More sad news. Tomorrow’s Guardian paper will carry Janet Hodgson’s obituary, online now. She will have been known to quite a few archaeologists, as among other things she worked at excavations, and some of her creations were explicitly archaeological: “Piltdown Bungalow” (1993) was an archaeological trench exposing the top of a house; “The Pits” (2005) features sand-blasted impressions of excavations in Canterbury; and “My passage through a rather brief unity in time” (2010) is a short film featuring Maud Cunnington behind the camera. The latter was one of the works she created at the Stonehenge Riverside excavations, to which Helen Wickstead invited several artists for Art+Archaeology.
Wickstead wrote about the Stonehenge project for British Archaeology. The work Hodgson did there included films that jumbled archaeological process and social life, using Harris matrices and GPS mapping. Her Cunnington film was screened at Touchstone, an exhibition about Art+Archaeology at Salisbury Museum in 2010. Her work played about with the confusing nature of time, and was witty, surreal and stimulating. “Temporal landmarks”, wrote Wickstead, “are simulated and relocated. Like her installations, Hodgson’s films generate the sensation of being lost in time.” She was only 56.
At top Hodgson films at an excavation beside the Cuckoo Stone, near Durrington Walls, in 2007

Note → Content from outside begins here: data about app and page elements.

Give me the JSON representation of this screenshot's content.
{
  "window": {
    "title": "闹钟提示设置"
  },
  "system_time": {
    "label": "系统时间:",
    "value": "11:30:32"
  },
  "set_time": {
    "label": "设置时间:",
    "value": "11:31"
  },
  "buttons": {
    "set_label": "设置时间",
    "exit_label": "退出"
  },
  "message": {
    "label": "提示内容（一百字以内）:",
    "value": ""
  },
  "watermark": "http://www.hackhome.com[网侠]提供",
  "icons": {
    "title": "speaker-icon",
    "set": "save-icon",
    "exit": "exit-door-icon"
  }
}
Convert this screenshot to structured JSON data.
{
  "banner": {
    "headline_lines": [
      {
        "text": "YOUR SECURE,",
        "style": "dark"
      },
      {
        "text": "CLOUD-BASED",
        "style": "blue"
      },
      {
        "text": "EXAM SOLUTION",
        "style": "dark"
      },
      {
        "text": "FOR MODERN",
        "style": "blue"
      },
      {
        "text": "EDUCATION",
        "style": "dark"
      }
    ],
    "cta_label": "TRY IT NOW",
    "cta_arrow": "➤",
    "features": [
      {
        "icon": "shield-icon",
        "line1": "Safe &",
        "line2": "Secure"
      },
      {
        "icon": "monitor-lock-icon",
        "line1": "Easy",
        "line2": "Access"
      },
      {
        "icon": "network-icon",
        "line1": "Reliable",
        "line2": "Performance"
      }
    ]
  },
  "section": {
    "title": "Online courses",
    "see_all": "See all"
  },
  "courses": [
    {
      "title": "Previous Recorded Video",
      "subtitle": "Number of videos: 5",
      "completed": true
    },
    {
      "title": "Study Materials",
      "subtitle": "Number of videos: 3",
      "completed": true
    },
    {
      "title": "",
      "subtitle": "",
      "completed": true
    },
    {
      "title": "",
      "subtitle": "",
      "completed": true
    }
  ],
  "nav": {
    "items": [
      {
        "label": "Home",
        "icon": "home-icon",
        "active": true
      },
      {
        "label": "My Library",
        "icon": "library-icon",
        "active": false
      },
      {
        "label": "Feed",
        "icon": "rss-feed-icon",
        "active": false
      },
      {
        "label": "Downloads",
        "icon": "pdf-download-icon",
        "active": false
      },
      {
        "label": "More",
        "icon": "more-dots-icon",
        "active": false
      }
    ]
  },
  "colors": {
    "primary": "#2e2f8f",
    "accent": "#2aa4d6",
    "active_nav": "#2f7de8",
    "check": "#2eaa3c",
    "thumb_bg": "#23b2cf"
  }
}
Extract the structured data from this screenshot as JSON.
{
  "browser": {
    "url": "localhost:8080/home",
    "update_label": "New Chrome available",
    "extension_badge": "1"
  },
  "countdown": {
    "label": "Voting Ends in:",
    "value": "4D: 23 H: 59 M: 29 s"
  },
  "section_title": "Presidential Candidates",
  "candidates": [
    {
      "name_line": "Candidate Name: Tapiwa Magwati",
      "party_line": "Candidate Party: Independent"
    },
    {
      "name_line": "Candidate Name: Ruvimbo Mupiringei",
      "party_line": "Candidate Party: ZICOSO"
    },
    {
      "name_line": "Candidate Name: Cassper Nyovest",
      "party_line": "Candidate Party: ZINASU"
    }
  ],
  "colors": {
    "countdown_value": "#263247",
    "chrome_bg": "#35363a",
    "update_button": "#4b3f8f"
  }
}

The University of Kent has posted an obituary, with this photo of Hodgson as Cunnington at Stonehenge: